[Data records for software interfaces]

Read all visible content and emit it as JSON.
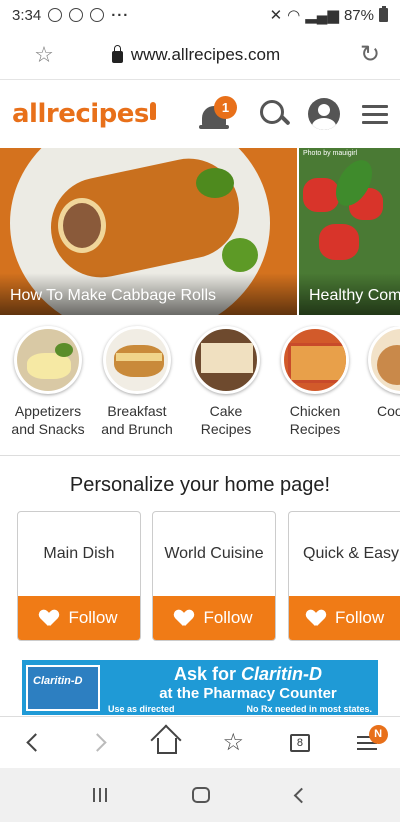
{
  "status_bar": {
    "time": "3:34",
    "dots": "···",
    "battery": "87%"
  },
  "address_bar": {
    "url": "www.allrecipes.com"
  },
  "header": {
    "logo": "allrecipes",
    "notification_count": "1",
    "brand_color": "#e8701a"
  },
  "hero": {
    "slides": [
      {
        "caption": "How To Make Cabbage Rolls"
      },
      {
        "caption": "Healthy Com",
        "credit": "Photo by mauigirl"
      }
    ]
  },
  "categories": [
    {
      "label": "Appetizers and Snacks"
    },
    {
      "label": "Breakfast and Brunch"
    },
    {
      "label": "Cake Recipes"
    },
    {
      "label": "Chicken Recipes"
    },
    {
      "label": "Coo"
    }
  ],
  "personalize": {
    "title": "Personalize your home page!",
    "follow_label": "Follow",
    "topics": [
      {
        "name": "Main Dish"
      },
      {
        "name": "World Cuisine"
      },
      {
        "name": "Quick & Easy"
      }
    ]
  },
  "ad": {
    "box_label": "Claritin-D",
    "headline_prefix": "Ask for ",
    "headline_brand": "Claritin-D",
    "subline": "at the Pharmacy Counter",
    "footer_left": "Use as directed",
    "footer_right": "No Rx needed in most states."
  },
  "toolbar": {
    "tab_count": "8",
    "menu_badge": "N"
  },
  "colors": {
    "follow_orange": "#f07b16",
    "ad_blue": "#1f9ad6"
  }
}
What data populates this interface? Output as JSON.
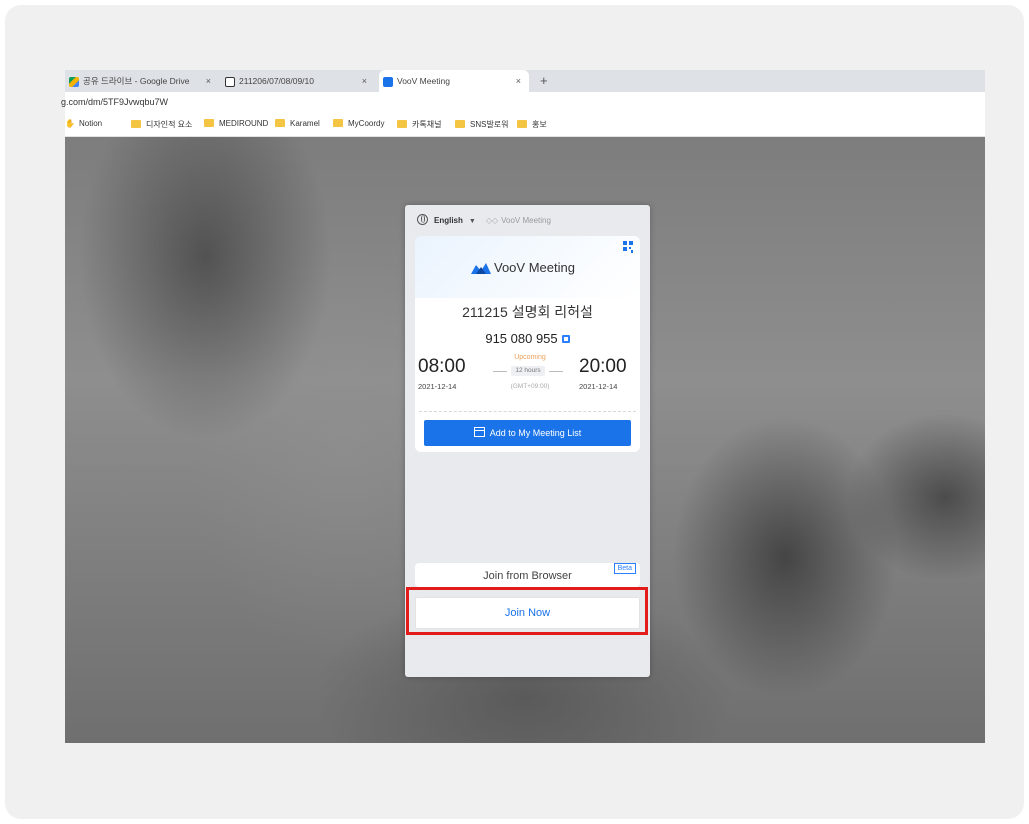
{
  "tabs": [
    {
      "label": "공유 드라이브 - Google Drive"
    },
    {
      "label": "211206/07/08/09/10"
    },
    {
      "label": "VooV Meeting"
    }
  ],
  "new_tab_label": "+",
  "close_glyph": "×",
  "url": "g.com/dm/5TF9Jvwqbu7W",
  "bookmarks": [
    {
      "label": "Notion"
    },
    {
      "label": "디자인적 요소"
    },
    {
      "label": "MEDIROUND"
    },
    {
      "label": "Karamel"
    },
    {
      "label": "MyCoordy"
    },
    {
      "label": "카톡채널"
    },
    {
      "label": "SNS발로워"
    },
    {
      "label": "홍보"
    }
  ],
  "meeting": {
    "language": "English",
    "header_brand": "VooV Meeting",
    "logo_text": "VooV Meeting",
    "title": "211215 설명회 리허설",
    "meeting_id": "915 080 955",
    "start_time": "08:00",
    "start_date": "2021-12-14",
    "end_time": "20:00",
    "end_date": "2021-12-14",
    "status": "Upcoming",
    "duration": "12 hours",
    "timezone": "(GMT+09:00)",
    "add_button": "Add to My Meeting List",
    "join_browser": "Join from Browser",
    "beta_badge": "Beta",
    "join_now": "Join Now"
  },
  "colors": {
    "accent": "#1a73e8",
    "highlight": "#e21b1b",
    "status": "#e9a15a"
  }
}
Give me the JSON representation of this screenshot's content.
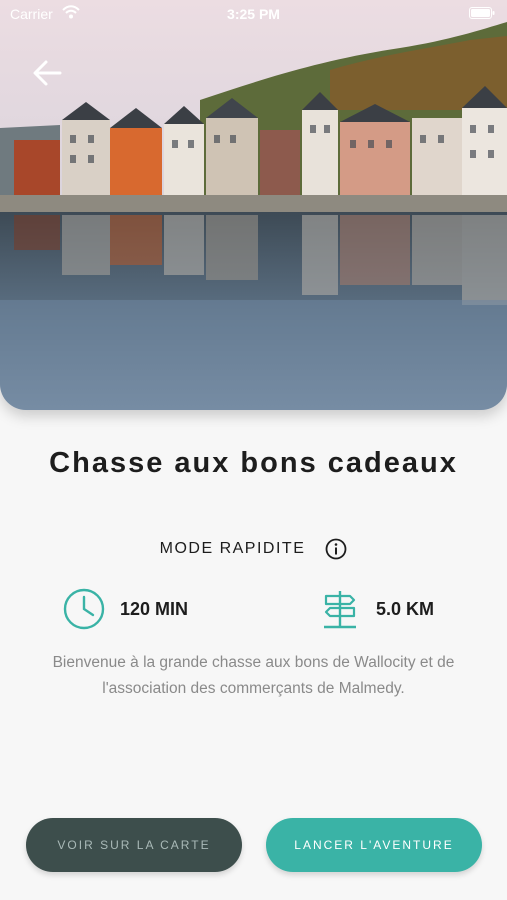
{
  "status_bar": {
    "carrier": "Carrier",
    "time": "3:25 PM"
  },
  "hero": {
    "image_description_icon": "town-riverside-photo"
  },
  "game": {
    "title": "Chasse aux bons cadeaux",
    "mode": "MODE RAPIDITE",
    "duration": "120 MIN",
    "distance": "5.0 KM",
    "description": "Bienvenue à la grande chasse aux bons de Wallocity et de l'association des commerçants de Malmedy."
  },
  "actions": {
    "map_label": "VOIR SUR LA CARTE",
    "start_label": "LANCER L'AVENTURE"
  },
  "colors": {
    "accent": "#3ab3a6",
    "dark_button": "#3d4e4c"
  }
}
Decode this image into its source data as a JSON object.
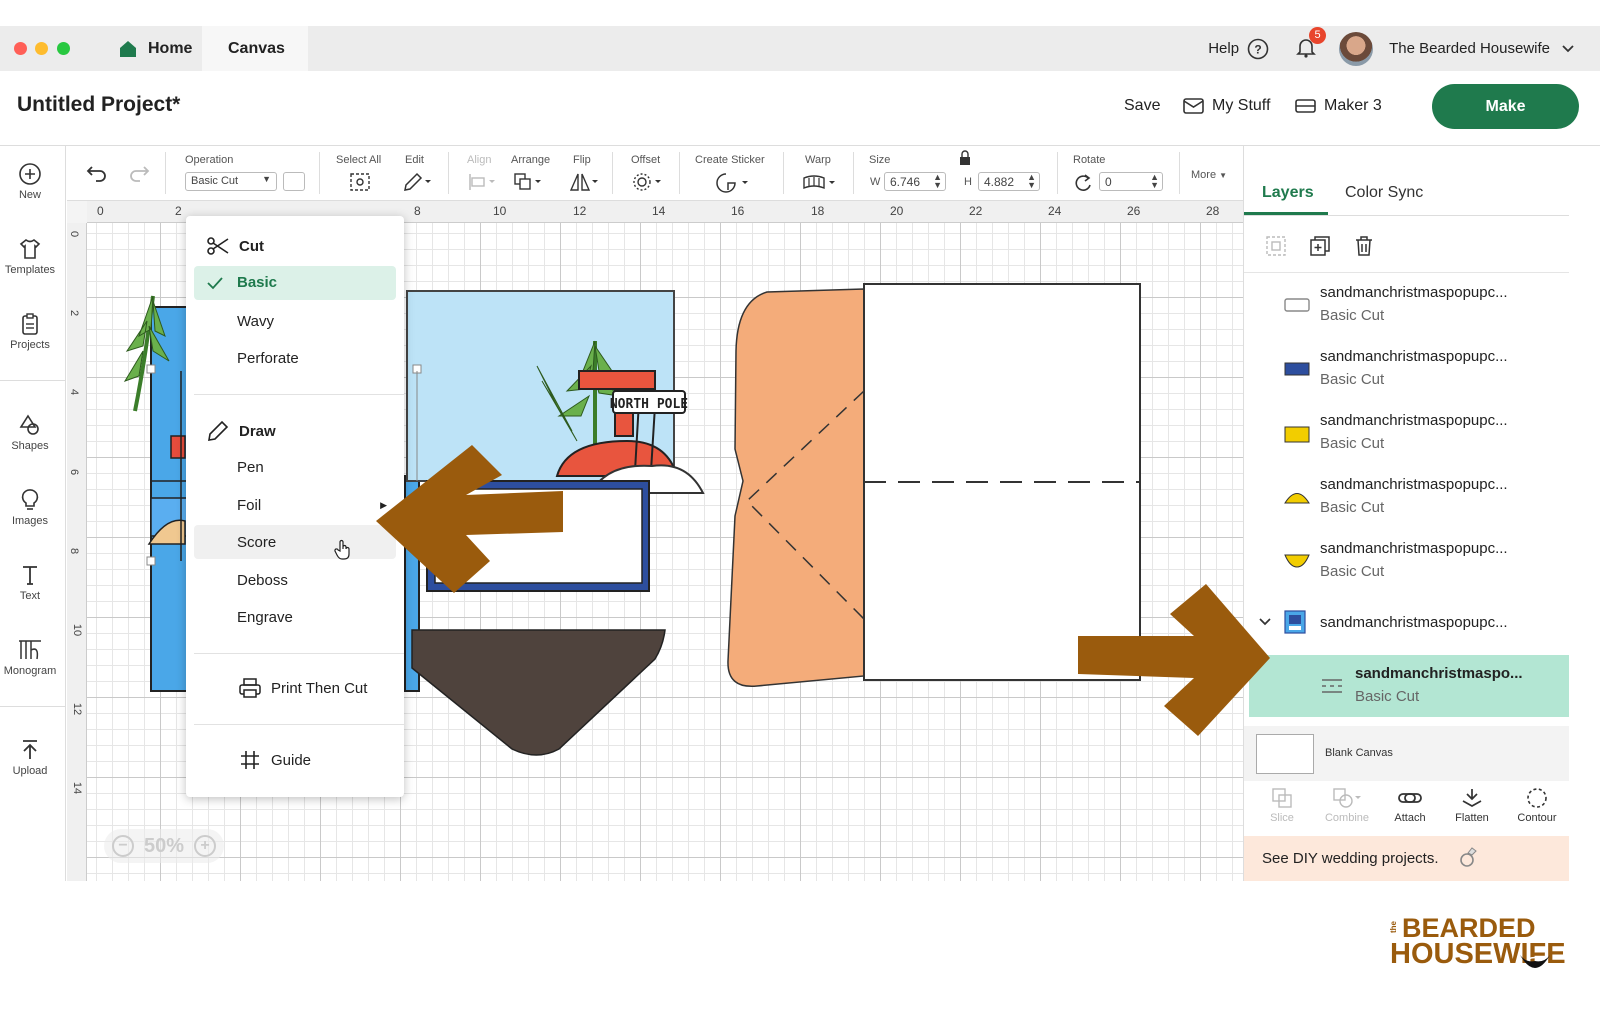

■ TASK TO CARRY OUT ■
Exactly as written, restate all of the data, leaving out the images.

■ YOUR RESPONSE ■
Read all visible content and emit it as JSON.
{
  "status_bar": {
    "time": "3:34",
    "dots": "···",
    "battery": "87%"
  },
  "address_bar": {
    "url": "www.allrecipes.com"
  },
  "header": {
    "logo": "allrecipes",
    "notification_count": "1",
    "brand_color": "#e8701a"
  },
  "hero": {
    "slides": [
      {
        "caption": "How To Make Cabbage Rolls"
      },
      {
        "caption": "Healthy Com",
        "credit": "Photo by mauigirl"
      }
    ]
  },
  "categories": [
    {
      "label": "Appetizers and Snacks"
    },
    {
      "label": "Breakfast and Brunch"
    },
    {
      "label": "Cake Recipes"
    },
    {
      "label": "Chicken Recipes"
    },
    {
      "label": "Coo"
    }
  ],
  "personalize": {
    "title": "Personalize your home page!",
    "follow_label": "Follow",
    "topics": [
      {
        "name": "Main Dish"
      },
      {
        "name": "World Cuisine"
      },
      {
        "name": "Quick & Easy"
      }
    ]
  },
  "ad": {
    "box_label": "Claritin-D",
    "headline_prefix": "Ask for ",
    "headline_brand": "Claritin-D",
    "subline": "at the Pharmacy Counter",
    "footer_left": "Use as directed",
    "footer_right": "No Rx needed in most states."
  },
  "toolbar": {
    "tab_count": "8",
    "menu_badge": "N"
  },
  "colors": {
    "follow_orange": "#f07b16",
    "ad_blue": "#1f9ad6"
  }
}
What data populates this interface? Output as JSON.
{
  "tabs": [
    {
      "label": "공유 드라이브 - Google Drive"
    },
    {
      "label": "211206/07/08/09/10"
    },
    {
      "label": "VooV Meeting"
    }
  ],
  "new_tab_label": "+",
  "close_glyph": "×",
  "url": "g.com/dm/5TF9Jvwqbu7W",
  "bookmarks": [
    {
      "label": "Notion"
    },
    {
      "label": "디자인적 요소"
    },
    {
      "label": "MEDIROUND"
    },
    {
      "label": "Karamel"
    },
    {
      "label": "MyCoordy"
    },
    {
      "label": "카톡채널"
    },
    {
      "label": "SNS발로워"
    },
    {
      "label": "홍보"
    }
  ],
  "meeting": {
    "language": "English",
    "header_brand": "VooV Meeting",
    "logo_text": "VooV Meeting",
    "title": "211215 설명회 리허설",
    "meeting_id": "915 080 955",
    "start_time": "08:00",
    "start_date": "2021-12-14",
    "end_time": "20:00",
    "end_date": "2021-12-14",
    "status": "Upcoming",
    "duration": "12 hours",
    "timezone": "(GMT+09:00)",
    "add_button": "Add to My Meeting List",
    "join_browser": "Join from Browser",
    "beta_badge": "Beta",
    "join_now": "Join Now"
  },
  "colors": {
    "accent": "#1a73e8",
    "highlight": "#e21b1b",
    "status": "#e9a15a"
  }
}
Give me the JSON representation of this screenshot's content.
{
  "status_bar": {
    "carrier": "Carrier",
    "time": "3:25 PM"
  },
  "hero": {
    "image_description_icon": "town-riverside-photo"
  },
  "game": {
    "title": "Chasse aux bons cadeaux",
    "mode": "MODE RAPIDITE",
    "duration": "120 MIN",
    "distance": "5.0 KM",
    "description": "Bienvenue à la grande chasse aux bons de Wallocity et de l'association des commerçants de Malmedy."
  },
  "actions": {
    "map_label": "VOIR SUR LA CARTE",
    "start_label": "LANCER L'AVENTURE"
  },
  "colors": {
    "accent": "#3ab3a6",
    "dark_button": "#3d4e4c"
  }
}
Decode this image into its source data as a JSON object.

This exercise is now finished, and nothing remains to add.